We should never forget that we Americans are the sons and daughters of immigrants – either recent or as far back as the pilgrims. Some are the descendants of brave people who sought a different life, who actively looked for opportunity, and others were brought here against their will. Bowed by the Depression and an inclination to look inward, it took us a few years to remember our roots and respond not only to the attack on our own shores in 1941, but the ongoing crisis in the lands our people came from.
Our response to these times of crisis, as much as anything, defines 20th-century America. Today, members of the greatest generation are in our audience – and without them, and hundreds of others over the years, the Bryan Symphony Orchestra might not exist. One of those audience members from years ago was one of our founders, Joan Derryberry, who tirelessly championed Allied support of her native England as first lady of Tennessee Tech and who brought to her new home the story of her bowed but undefeated homeland in the war’s aftermath. In 1946, she sailed home for Devon, Plymouth and London, and in one of her letters to her husband, Tennessee Tech President Everett Derryberry, she wrote:
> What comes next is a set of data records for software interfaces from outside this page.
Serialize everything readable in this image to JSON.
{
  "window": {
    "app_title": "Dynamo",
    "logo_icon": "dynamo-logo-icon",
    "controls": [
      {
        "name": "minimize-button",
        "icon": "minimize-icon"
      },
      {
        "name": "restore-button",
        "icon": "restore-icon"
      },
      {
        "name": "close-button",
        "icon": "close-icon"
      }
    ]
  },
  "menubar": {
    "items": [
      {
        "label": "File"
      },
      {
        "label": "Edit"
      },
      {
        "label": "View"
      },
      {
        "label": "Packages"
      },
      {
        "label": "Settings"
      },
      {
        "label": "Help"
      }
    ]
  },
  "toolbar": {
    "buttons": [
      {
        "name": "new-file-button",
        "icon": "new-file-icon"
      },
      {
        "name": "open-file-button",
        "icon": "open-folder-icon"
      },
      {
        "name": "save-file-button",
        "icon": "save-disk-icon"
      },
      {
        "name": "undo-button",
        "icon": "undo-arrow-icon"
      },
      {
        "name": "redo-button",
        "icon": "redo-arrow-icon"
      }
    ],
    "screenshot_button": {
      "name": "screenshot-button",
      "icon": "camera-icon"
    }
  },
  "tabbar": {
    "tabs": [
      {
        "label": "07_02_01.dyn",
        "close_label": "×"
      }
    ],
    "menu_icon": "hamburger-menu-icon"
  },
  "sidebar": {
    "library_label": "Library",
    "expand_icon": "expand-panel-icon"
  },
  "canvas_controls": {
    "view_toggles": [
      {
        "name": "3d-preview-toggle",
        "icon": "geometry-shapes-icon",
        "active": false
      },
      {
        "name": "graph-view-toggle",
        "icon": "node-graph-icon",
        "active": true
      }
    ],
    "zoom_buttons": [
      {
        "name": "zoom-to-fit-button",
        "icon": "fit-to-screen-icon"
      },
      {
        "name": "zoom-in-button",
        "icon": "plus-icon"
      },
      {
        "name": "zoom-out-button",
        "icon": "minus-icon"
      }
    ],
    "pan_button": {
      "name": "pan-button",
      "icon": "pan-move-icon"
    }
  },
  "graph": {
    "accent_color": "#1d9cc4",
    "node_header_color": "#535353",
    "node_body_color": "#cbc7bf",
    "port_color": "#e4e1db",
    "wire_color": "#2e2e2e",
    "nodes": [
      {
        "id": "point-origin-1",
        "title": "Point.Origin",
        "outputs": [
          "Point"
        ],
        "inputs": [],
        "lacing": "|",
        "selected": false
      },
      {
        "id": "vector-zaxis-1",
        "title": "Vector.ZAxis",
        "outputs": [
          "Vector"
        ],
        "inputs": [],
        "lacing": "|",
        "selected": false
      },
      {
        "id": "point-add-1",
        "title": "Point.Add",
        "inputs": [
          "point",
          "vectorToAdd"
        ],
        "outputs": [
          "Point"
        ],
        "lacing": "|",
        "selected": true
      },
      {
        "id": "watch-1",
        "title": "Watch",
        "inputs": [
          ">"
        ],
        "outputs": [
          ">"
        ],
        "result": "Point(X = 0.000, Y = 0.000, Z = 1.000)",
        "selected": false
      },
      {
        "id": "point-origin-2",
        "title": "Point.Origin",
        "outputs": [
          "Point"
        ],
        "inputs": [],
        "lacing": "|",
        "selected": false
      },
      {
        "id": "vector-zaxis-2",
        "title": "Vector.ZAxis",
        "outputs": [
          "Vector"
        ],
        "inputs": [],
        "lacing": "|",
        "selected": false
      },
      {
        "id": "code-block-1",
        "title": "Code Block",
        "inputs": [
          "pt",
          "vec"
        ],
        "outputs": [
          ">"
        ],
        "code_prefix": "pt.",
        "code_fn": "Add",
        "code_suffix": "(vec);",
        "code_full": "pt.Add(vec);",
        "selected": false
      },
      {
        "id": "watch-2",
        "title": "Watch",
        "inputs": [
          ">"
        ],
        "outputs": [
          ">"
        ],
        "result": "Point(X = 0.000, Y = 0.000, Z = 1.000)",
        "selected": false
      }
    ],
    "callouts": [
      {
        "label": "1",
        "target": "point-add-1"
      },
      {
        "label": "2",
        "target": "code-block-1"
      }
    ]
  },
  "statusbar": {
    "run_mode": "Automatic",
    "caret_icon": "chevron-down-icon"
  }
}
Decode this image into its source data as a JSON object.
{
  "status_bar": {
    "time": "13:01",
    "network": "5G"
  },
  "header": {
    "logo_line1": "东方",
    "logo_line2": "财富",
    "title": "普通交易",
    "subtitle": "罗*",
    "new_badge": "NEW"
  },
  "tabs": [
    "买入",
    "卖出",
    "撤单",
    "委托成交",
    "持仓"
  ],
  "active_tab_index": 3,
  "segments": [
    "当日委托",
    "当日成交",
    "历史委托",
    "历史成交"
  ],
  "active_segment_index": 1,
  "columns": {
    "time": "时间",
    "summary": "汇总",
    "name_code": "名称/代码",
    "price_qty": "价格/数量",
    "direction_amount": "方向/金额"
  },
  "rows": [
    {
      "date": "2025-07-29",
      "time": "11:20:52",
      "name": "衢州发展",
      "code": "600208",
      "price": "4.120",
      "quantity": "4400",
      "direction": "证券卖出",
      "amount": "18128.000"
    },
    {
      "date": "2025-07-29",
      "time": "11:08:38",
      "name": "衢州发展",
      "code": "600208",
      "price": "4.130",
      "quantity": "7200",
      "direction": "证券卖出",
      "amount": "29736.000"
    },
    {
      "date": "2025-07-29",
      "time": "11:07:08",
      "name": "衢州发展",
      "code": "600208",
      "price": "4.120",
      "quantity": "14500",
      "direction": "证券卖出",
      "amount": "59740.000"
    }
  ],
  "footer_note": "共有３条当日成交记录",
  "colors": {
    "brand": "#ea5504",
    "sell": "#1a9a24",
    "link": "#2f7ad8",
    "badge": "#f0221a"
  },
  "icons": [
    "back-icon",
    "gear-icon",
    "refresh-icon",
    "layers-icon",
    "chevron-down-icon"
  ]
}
“The thing that gets me the most are places like Regent Street, Picadilly and Pall Mall, which used to be so dignified and glossy and rich-looking. Now they give an impression of shabby greyness, discoloration, tiredness, and the people are exactly the same. The shoppers on Bond Street and Seville Row? That is absolutely gone. For everyone, rich and poor alike, look shabby and tired and grey. Just think, you hardly ever see a woman in a hat. No more nice shining shoes and kid gloves! Everyone is drab and down at heel, parched and turned and mended.”
There is nothing drab and down at heel, parched or turned or mended about Morton Gould's "American Salute," Greg Danner's "Greatest Generation," Jonathan Bailey Holland's "Motor City Dance Mix," or George Gershwin’s “Rhapsody in Blue,” The music of these unabashedly American compositions is a reflection not of any national despair, but of realized opportunity.
-- By Laura Clemons and Dan Allcott